[Dataset rows describing interfaces]
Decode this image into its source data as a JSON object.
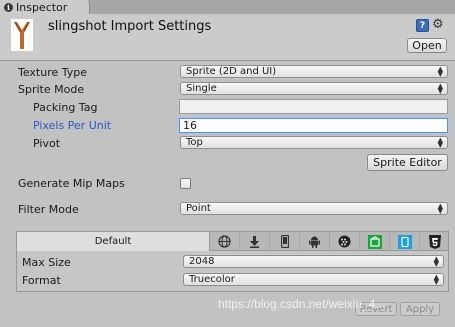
{
  "tab": {
    "title": "Inspector"
  },
  "header": {
    "asset_name": "slingshot Import Settings",
    "open_label": "Open"
  },
  "fields": {
    "texture_type": {
      "label": "Texture Type",
      "value": "Sprite (2D and UI)"
    },
    "sprite_mode": {
      "label": "Sprite Mode",
      "value": "Single"
    },
    "packing_tag": {
      "label": "Packing Tag",
      "value": ""
    },
    "pixels_per_unit": {
      "label": "Pixels Per Unit",
      "value": "16"
    },
    "pivot": {
      "label": "Pivot",
      "value": "Top"
    },
    "sprite_editor_label": "Sprite Editor",
    "generate_mip_maps": {
      "label": "Generate Mip Maps",
      "checked": false
    },
    "filter_mode": {
      "label": "Filter Mode",
      "value": "Point"
    }
  },
  "platform": {
    "default_tab": "Default",
    "tabs": [
      "web-icon",
      "download-icon",
      "phone-icon",
      "android-icon",
      "blackberry-icon",
      "windows-store-icon",
      "windows-phone-icon",
      "html5-icon"
    ],
    "max_size": {
      "label": "Max Size",
      "value": "2048"
    },
    "format": {
      "label": "Format",
      "value": "Truecolor"
    }
  },
  "footer": {
    "revert_label": "Revert",
    "apply_label": "Apply"
  },
  "watermark": "https://blog.csdn.net/weixin_4...",
  "colors": {
    "accent_blue": "#2c55c9",
    "focus_border": "#5b8ee0",
    "android_green": "#7cb342",
    "windows_green": "#17a53c",
    "winphone_blue": "#1ba1e2",
    "html5_black": "#222222"
  }
}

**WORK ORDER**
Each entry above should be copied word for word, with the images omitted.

**ANSWER SPACE**
Decode this image into its source data as a JSON object.
{
  "tab": {
    "title": "Inspector"
  },
  "header": {
    "asset_name": "slingshot Import Settings",
    "open_label": "Open"
  },
  "fields": {
    "texture_type": {
      "label": "Texture Type",
      "value": "Sprite (2D and UI)"
    },
    "sprite_mode": {
      "label": "Sprite Mode",
      "value": "Single"
    },
    "packing_tag": {
      "label": "Packing Tag",
      "value": ""
    },
    "pixels_per_unit": {
      "label": "Pixels Per Unit",
      "value": "16"
    },
    "pivot": {
      "label": "Pivot",
      "value": "Top"
    },
    "sprite_editor_label": "Sprite Editor",
    "generate_mip_maps": {
      "label": "Generate Mip Maps",
      "checked": false
    },
    "filter_mode": {
      "label": "Filter Mode",
      "value": "Point"
    }
  },
  "platform": {
    "default_tab": "Default",
    "tabs": [
      "web-icon",
      "download-icon",
      "phone-icon",
      "android-icon",
      "blackberry-icon",
      "windows-store-icon",
      "windows-phone-icon",
      "html5-icon"
    ],
    "max_size": {
      "label": "Max Size",
      "value": "2048"
    },
    "format": {
      "label": "Format",
      "value": "Truecolor"
    }
  },
  "footer": {
    "revert_label": "Revert",
    "apply_label": "Apply"
  },
  "watermark": "https://blog.csdn.net/weixin_4...",
  "colors": {
    "accent_blue": "#2c55c9",
    "focus_border": "#5b8ee0",
    "android_green": "#7cb342",
    "windows_green": "#17a53c",
    "winphone_blue": "#1ba1e2",
    "html5_black": "#222222"
  }
}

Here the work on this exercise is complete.